■ TASK GOAL ■
Examine the entries and show every line in which the word "Forum" is found.

*** EXERCISE DATA Section Begins ***

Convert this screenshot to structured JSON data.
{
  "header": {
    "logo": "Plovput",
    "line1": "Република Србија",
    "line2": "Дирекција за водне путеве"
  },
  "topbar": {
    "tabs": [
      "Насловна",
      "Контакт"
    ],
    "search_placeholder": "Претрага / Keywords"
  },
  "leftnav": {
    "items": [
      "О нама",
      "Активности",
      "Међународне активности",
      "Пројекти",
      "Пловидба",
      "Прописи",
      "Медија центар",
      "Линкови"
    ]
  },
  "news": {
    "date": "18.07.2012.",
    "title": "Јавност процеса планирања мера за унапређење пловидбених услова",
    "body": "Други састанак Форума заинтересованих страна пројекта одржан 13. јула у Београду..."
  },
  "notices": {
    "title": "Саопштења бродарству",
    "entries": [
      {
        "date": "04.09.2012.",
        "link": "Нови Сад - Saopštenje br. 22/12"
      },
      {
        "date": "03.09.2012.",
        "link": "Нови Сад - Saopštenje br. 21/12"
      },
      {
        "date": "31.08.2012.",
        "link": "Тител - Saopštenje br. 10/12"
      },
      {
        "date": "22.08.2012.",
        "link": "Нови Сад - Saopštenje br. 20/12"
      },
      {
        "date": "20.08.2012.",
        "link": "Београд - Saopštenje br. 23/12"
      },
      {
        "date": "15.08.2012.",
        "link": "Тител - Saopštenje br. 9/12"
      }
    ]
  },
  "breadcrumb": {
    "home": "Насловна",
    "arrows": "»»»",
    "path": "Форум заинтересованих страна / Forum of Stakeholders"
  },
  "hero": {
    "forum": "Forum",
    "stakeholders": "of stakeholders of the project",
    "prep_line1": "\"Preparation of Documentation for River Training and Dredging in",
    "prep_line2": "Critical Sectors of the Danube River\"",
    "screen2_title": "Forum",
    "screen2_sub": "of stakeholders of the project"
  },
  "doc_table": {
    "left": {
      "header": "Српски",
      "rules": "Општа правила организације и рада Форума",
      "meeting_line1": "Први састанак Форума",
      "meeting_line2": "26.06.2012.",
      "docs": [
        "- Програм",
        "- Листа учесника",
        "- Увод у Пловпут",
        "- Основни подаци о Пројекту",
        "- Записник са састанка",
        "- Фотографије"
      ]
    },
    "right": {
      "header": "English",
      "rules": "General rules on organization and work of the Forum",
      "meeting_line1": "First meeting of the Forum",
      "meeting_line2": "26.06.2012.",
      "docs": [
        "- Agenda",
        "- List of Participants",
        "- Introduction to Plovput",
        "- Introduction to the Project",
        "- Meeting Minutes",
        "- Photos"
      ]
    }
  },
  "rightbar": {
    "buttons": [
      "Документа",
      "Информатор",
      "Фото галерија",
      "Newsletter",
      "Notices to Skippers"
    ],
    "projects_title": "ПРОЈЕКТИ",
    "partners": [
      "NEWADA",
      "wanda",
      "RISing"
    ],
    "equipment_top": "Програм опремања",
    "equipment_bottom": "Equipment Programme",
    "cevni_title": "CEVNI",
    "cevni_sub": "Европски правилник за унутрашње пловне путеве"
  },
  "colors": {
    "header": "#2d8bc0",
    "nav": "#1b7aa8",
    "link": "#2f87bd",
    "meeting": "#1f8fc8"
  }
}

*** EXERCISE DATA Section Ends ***

■ SOLVED PROBLEM ■
    "path": "Форум заинтересованих страна / Forum of Stakeholders"
    "forum": "Forum",
    "screen2_title": "Forum",
      "rules": "General rules on organization and work of the Forum",
      "meeting_line1": "First meeting of the Forum",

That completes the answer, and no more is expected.